- [Prompt] Run through the data and copy out every line that mentions the word "Windows".

(Element data from apps and pages)
-----

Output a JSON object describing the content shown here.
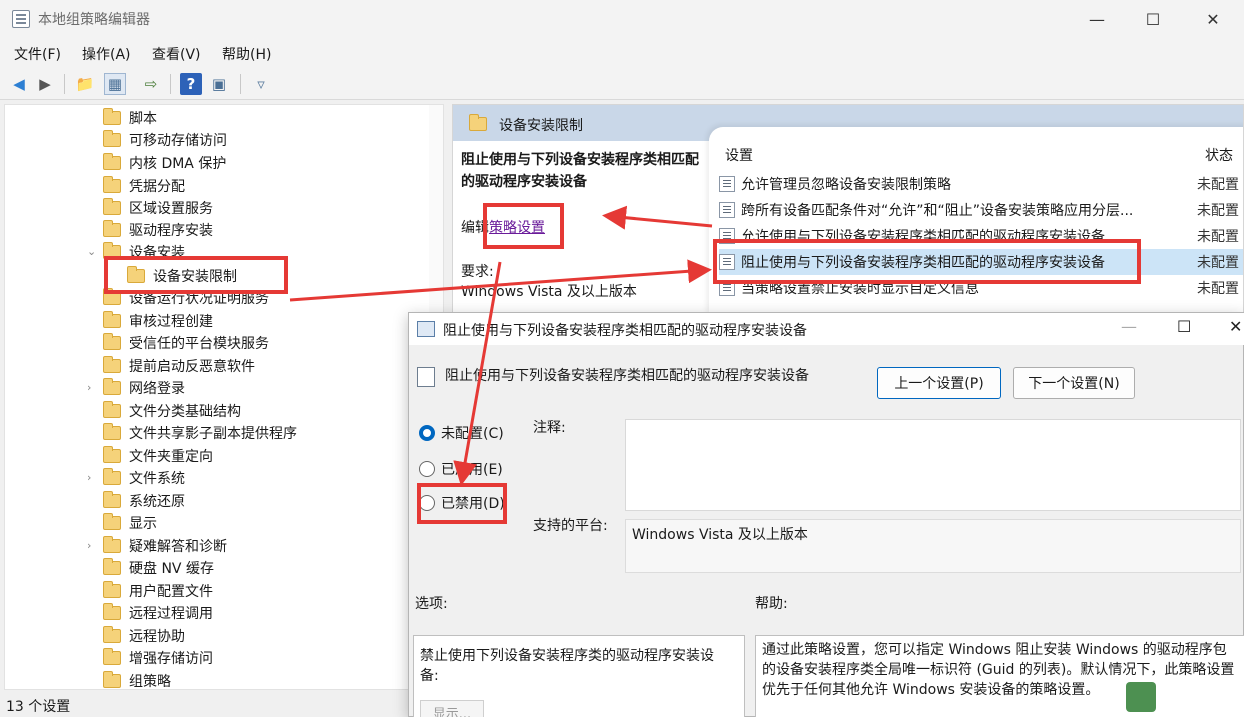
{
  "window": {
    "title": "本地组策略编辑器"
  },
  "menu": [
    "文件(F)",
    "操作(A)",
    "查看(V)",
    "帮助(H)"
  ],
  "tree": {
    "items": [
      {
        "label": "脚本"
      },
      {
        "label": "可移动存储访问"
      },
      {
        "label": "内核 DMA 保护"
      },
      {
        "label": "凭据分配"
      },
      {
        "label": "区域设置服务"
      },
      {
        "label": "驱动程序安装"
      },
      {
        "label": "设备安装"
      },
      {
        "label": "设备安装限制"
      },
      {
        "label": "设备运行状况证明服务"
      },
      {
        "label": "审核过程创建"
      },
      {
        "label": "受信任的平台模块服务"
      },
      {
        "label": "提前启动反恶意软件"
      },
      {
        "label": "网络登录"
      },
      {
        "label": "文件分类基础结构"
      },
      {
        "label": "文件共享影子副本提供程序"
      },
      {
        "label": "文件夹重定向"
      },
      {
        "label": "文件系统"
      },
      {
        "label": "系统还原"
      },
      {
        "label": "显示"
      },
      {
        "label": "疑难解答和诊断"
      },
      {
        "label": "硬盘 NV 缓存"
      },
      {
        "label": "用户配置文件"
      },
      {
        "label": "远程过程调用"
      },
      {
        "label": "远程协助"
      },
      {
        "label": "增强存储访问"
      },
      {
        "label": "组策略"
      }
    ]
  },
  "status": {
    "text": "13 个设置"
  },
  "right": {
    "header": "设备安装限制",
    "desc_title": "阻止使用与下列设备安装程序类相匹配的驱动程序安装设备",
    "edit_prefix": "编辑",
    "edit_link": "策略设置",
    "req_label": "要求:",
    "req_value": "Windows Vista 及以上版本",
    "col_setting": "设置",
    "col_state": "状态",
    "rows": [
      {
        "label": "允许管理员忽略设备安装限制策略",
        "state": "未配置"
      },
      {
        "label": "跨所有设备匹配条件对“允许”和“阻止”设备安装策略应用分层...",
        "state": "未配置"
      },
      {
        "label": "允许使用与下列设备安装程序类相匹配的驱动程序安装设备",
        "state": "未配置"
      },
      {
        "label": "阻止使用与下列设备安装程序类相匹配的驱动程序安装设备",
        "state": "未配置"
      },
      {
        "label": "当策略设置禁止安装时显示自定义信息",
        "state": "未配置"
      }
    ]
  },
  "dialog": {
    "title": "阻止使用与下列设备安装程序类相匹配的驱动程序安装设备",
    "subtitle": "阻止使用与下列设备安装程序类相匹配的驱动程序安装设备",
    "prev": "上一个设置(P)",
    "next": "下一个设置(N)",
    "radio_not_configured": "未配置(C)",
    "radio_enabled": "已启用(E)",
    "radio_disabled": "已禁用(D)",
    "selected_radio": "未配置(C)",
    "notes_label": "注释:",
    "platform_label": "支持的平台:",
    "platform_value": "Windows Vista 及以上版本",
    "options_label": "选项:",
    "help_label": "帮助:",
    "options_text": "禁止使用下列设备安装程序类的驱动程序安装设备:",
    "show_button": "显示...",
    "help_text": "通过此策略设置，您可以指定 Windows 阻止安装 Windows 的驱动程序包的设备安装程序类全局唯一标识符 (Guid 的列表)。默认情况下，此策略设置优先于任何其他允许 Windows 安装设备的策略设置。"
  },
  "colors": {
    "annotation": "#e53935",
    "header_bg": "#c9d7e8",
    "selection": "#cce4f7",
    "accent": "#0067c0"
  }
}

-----

- [Output of the exercise]
    "req_value": "Windows Vista 及以上版本",
    "platform_value": "Windows Vista 及以上版本",
    "help_text": "通过此策略设置，您可以指定 Windows 阻止安装 Windows 的驱动程序包的设备安装程序类全局唯一标识符 (Guid 的列表)。默认情况下，此策略设置优先于任何其他允许 Windows 安装设备的策略设置。"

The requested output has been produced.